We at Macworld are always looking to improve and streamline our product testing, and as hard drives boast bigger storage capacity and increasingly faster transfer times, we’re updating the way we test these devices in our lab. We believe our new tests will provide more information to the reader, while also offering more insight into what separates these products. We’ll be breaking down our results into more specific categories—that means more tests, more data, and more ways to compare products.
Our new testing methodology will be similar to that of our sister publication, PCWorld. For you, that means you’ll be able to compare the same type of test results for several different hard drives, whether you’re reading a Macworld or PCWorld review.
Instead of simple “copy” and “duplication” speed results, we’re now breaking up the new tests into separate “write” and “read” categories. Also, we’re moving away from calculating out results into raw minutes and seconds. Now, we’ll be calculating everything in “megabytes per second” (or MBps). With that change, larger numbers will now indicate the fastest hard drives, and you’ll have a better idea of how fast a device really is.
Better, faster technology
We’ve updated the computers that we use for our hard drive tests. Instead of the 2007 Clovertown Mac Pro dual quad core 3GHz Xeon 5400 that we used to run with Mac OS X 10.6.2 and 2GB of RAM, we’ve put together a new test platform that’s in line with the most recent Macs. Now, all of our hard drive tests run on a 2009 Mac Pro dual quad core 2.66GHz Xeon 5400 with Mac OS X 10.6.5 installed and 3GB of RAM. Of course, this meant that we had to retest a significant number of older hard drives in order to fairly compare upcoming hard drives with our previously reviewed devices—results that you can see here in our updated chart.

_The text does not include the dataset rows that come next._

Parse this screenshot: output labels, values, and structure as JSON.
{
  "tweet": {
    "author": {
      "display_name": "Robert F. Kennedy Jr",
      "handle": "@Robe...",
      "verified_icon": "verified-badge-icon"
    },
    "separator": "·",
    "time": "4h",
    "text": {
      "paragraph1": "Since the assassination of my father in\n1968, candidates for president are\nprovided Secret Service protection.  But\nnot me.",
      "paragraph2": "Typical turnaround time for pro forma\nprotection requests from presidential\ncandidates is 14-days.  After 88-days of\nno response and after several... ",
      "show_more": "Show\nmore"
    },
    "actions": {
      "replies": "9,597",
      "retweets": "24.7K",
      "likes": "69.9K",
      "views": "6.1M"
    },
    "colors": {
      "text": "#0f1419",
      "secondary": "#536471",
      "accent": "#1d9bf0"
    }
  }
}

This also means that you’ll be seeing fewer tests results for FireWire 400, which has disappeared from all shipping Macs, including the Mac Pros that we use for hard drive tests. Also, eSATA tests will be on a case-by-case basis; since no Mac currently supports eSATA connectivity, we’ll only be recording results for that type of connection when the hard drive vendor provides an eSATA card that we can install in our Mac Pro’s card slots. (And that same rule goes for USB 3.0 compatible devices.)
How we (now) test hard drives
First, we copy a folder with 2GB worth of files to the hard drive that’s connected to our testing computer and record the length of time it takes for the drive to write the data. Then, we rename the same folder and move it back to the computer, once again timing it how long it takes for the hard drive to read the data. Once we’ve done that, we repeat the same process with a 2GB file in ZIP format in order to compare write/read speeds of a single large file versus many smaller files.
We’ve also introduced a new Photoshop test that uses the external drive as a scratch disk for processing images. Usually, Photoshop uses your computer’s main memory, but when a task is so demanding that it runs out of RAM, it switches to a scratch disk (a hard drive; in Photoshop, you can designate which attached drive can serve as the scratch disk) where it can temporarily process the data needed to handle certain tasks with huge files. We run a Photoshop Action script that includes the importing of seven large RAW files taken with a Canon EOS 5D Mark II camera, manipulating them in various ways. We limit Photoshop to using just 25 percent of available RAM and use the external hard drive as the scratch disk to test how it handles that kind of pressure.
Finally, our AJA System Test rounds out our new tests, and it’s the only part of our methodology that differs from PCWorld’s own process. Basically, the AJA System Test simulates the data transfer that occurs when you’re using their professional grade video equipment by creating files of certain sizes and resolutions. As the test runs, AJA monitors the rate and speed of data transfer, and the faster (and consistent) the results, the better a hard drive’s ability to handle professional grade video without dropping frames. With our tests, we bump up the video frame size to 1920-by-1080 pixels at 10-bit RGB, with the file size at 2GBs, and record the speed of data transfer afterwards.
What about everything else?
Don’t fear, we’ll also continue to evaluate hard drives by the other grading standards that we’ve previously used—How noisy is the drive? How much does it actually weigh? Is it too ugly for my desk at the office? What about Mac compatibility and ease of use? As much as we like to focus on the inner workings of our devices, we won’t skimp on the things you can’t put into charts, like design, ease of use, and general practicability.